PROBLEM DESCRIPTION | Track down every line below that holds "Sodium" and copy it.

EXTRACTED INFORMATION |
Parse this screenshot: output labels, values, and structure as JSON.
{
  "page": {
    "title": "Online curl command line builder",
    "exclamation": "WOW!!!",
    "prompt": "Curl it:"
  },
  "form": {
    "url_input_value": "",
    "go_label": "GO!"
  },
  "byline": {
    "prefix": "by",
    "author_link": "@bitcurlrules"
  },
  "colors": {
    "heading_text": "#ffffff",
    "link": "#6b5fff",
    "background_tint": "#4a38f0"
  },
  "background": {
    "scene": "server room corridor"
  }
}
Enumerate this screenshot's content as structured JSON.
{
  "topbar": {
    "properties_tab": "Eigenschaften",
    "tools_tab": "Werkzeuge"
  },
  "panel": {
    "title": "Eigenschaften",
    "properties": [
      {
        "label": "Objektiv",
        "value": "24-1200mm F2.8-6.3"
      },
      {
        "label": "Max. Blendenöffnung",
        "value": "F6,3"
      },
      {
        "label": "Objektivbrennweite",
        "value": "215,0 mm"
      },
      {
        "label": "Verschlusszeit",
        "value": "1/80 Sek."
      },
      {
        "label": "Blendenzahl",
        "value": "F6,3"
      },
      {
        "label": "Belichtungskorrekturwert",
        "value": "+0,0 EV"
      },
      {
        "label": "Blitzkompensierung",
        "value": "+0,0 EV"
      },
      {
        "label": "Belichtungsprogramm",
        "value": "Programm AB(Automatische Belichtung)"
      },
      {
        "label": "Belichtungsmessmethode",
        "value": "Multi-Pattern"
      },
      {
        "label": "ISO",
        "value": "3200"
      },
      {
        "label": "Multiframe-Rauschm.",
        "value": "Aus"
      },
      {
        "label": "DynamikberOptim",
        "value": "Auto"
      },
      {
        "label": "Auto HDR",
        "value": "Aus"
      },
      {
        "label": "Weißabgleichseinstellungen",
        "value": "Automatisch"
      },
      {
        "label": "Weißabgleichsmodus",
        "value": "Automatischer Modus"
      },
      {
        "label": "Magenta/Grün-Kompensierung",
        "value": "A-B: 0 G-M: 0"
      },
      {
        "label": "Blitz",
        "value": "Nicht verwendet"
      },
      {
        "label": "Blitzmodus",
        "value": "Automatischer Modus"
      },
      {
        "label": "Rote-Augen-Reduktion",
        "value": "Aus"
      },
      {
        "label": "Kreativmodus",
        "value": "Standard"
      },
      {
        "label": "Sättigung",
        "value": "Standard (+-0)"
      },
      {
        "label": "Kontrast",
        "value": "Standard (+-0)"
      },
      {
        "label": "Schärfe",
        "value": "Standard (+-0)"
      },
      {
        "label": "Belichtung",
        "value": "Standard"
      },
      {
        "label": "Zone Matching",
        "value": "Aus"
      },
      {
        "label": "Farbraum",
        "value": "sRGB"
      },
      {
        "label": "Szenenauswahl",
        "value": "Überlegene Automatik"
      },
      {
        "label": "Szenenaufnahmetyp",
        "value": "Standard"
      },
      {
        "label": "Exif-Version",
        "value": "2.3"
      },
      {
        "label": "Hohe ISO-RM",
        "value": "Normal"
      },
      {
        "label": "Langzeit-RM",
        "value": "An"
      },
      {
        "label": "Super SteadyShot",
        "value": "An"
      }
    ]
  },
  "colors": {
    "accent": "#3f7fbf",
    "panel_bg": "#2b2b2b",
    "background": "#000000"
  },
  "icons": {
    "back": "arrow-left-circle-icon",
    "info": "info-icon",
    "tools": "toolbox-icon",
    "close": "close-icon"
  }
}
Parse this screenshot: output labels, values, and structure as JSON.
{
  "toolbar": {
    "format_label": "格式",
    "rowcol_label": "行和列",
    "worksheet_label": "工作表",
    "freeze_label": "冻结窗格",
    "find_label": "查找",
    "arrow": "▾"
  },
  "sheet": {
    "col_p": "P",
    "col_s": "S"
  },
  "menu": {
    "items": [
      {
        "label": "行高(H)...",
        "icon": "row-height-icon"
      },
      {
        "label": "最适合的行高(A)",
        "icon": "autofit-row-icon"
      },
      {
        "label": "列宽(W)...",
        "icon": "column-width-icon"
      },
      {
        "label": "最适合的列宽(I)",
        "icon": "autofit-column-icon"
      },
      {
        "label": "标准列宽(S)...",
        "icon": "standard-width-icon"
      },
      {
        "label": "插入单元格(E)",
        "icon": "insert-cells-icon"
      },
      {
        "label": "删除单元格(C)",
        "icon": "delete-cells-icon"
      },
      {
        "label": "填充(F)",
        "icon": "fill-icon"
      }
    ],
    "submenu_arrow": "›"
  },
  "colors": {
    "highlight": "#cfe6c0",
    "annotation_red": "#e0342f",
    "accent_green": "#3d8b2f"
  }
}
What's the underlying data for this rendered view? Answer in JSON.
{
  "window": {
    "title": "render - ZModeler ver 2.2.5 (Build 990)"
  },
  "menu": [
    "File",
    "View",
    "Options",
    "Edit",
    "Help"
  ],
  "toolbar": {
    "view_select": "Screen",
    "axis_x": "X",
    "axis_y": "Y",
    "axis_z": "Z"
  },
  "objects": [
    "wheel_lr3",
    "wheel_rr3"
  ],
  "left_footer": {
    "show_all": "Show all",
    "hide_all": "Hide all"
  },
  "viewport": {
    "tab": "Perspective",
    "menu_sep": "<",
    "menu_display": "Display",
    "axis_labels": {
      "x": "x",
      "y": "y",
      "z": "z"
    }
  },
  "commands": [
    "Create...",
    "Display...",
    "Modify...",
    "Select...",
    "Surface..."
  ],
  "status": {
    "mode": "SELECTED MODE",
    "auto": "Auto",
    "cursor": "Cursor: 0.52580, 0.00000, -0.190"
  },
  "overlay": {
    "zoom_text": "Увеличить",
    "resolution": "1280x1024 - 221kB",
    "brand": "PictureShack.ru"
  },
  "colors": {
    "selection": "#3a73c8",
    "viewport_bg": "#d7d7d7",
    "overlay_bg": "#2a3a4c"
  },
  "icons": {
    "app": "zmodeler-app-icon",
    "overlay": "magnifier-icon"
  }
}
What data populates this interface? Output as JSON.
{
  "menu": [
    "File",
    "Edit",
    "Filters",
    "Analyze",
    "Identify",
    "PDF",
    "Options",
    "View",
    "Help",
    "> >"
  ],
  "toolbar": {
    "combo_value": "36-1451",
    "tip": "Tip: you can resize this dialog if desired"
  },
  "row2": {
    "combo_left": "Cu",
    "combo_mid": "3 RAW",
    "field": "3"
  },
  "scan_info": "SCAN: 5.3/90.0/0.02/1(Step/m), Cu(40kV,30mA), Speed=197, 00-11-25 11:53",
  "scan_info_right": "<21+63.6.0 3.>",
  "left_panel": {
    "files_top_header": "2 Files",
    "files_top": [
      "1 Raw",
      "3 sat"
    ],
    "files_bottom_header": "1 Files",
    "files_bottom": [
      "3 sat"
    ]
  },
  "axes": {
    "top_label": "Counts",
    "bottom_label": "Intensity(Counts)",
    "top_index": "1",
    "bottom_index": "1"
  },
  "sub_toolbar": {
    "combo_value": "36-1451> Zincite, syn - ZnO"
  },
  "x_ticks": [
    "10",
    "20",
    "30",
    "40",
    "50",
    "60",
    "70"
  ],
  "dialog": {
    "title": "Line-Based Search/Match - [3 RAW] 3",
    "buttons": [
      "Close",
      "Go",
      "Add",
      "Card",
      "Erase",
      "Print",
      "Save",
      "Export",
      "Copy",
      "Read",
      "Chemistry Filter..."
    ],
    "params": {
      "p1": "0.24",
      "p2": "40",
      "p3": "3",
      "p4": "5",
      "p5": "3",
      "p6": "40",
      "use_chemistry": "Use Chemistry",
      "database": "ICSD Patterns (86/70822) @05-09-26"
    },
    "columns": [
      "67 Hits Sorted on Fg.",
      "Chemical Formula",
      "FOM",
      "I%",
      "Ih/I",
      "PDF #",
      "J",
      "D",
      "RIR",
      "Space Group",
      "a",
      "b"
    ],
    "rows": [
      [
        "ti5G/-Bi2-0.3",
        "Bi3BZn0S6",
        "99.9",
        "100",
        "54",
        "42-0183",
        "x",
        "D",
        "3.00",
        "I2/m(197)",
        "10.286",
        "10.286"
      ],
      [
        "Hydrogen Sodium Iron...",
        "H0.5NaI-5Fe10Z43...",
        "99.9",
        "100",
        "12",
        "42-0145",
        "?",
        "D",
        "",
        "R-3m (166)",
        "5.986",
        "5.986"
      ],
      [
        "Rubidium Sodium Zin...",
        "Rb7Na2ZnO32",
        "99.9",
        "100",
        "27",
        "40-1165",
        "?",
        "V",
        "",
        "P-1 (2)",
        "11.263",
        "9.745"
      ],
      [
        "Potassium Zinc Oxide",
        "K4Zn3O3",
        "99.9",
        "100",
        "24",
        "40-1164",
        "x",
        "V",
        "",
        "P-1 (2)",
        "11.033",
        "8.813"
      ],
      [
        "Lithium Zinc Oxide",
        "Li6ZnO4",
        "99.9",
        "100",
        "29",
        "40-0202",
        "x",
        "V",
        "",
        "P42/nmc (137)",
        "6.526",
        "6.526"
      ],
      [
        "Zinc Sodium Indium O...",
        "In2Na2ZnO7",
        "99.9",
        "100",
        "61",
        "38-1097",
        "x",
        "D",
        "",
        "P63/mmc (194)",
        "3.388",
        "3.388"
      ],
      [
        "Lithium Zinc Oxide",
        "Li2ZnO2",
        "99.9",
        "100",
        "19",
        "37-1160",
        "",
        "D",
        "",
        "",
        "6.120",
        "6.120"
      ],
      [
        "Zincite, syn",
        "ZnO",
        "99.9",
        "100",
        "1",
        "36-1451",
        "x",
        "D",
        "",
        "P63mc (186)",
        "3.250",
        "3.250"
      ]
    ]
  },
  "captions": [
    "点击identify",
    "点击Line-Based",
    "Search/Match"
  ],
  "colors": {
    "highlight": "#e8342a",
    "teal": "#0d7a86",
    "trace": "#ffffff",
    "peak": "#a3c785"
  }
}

WRITTEN ANSWER |
        "Hydrogen Sodium Iron...",
        "Rubidium Sodium Zin...",
        "Zinc Sodium Indium O...",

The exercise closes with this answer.